Divisive abortion debate has potential to derail Romney's run
But isn’t it cruel to force a woman to carry the child of a man who violated her? In the voluminous discussion of the rape exception, the well-being of the victim is seldom considered. “I am not ‘the rapist’s baby’. He didn’t even know I existed,” Kiessling snaps back. “Our mission is to seek to protect these women.”
Kiessling’s website estimates that there are 32,000 rape-related pregnancies in the US each year, though she believes the figure is higher. She says up to one-quarter of those pregnancies are aborted, and she wants to see that stopped.
Todd Akin’s allusion to “legitimate rape” is “totally irrelevant for someone who is 100 per cent pro-life,” says Kiessling.
“It’s when you carve rape exceptions into the law that you have to have a standard for determining the veracity of the woman’s story. As long as we have rape exceptions, we will always have abortion on demand in this country.”
It was Kiessling who converted the Texas governor Rick Perry to the no-exceptions policy.
But when she met Romney five years ago “he was not tender-hearted like governor Perry.”

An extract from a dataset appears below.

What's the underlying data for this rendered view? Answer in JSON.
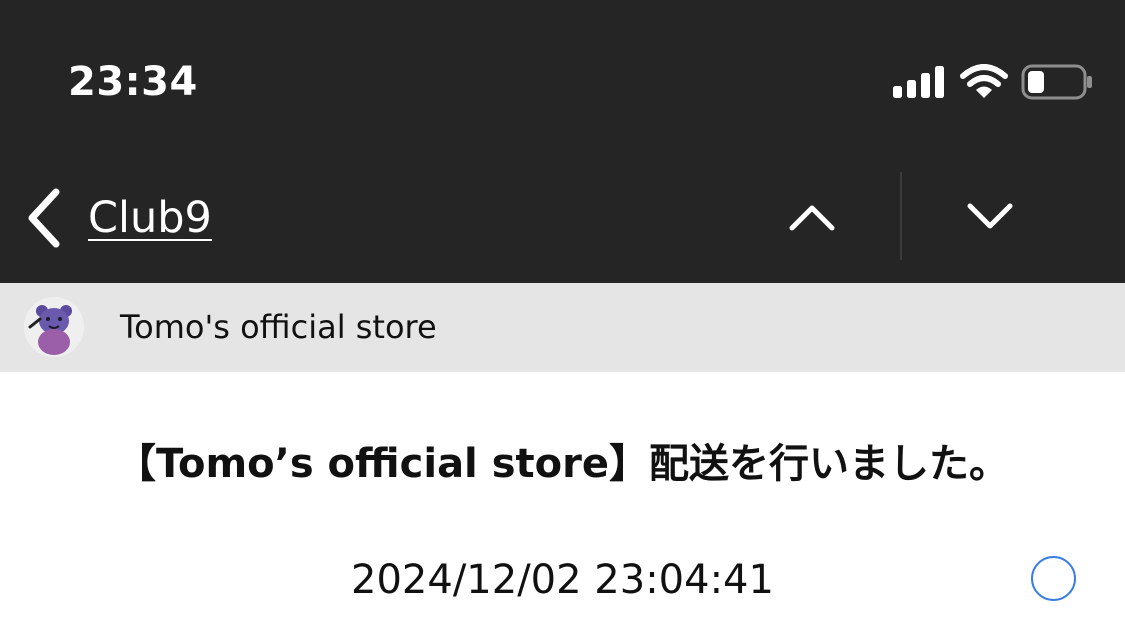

She claims Romney told her that his wife was almost aborted, but she has never heard him repeat that story, before or since. “He said, ‘I am pro-life. How could I ever have been pro-choice?’ ”
Kiessling says Republicans like Romney who oppose abortion but approve exceptions “are malleable; I just want to educate them”.
Other Republicans are less understanding. The American Right to Life Action group this week launched a website called RepublicansAgainstRomney.com, which documents Romney’s past positions on abortion, gay rights and universal healthcare, and concludes that “Obama is the lesser of two evils”.
Ann Stone, who heads Republicans for Choice, deplores the fact that Todd Akin’s remark and the ensuing controversy over rape exceptions “doesn’t help the campaign connect with women voters”.
She tells a different story involving Mitt Romney; that he had a cousin who died at the age of 21 after a back alley abortion.
Stone says surveys show that 71 per cent of Republicans believe women should have the right to decide what happens to their own body. She interprets that to mean the party is secretly pro-choice.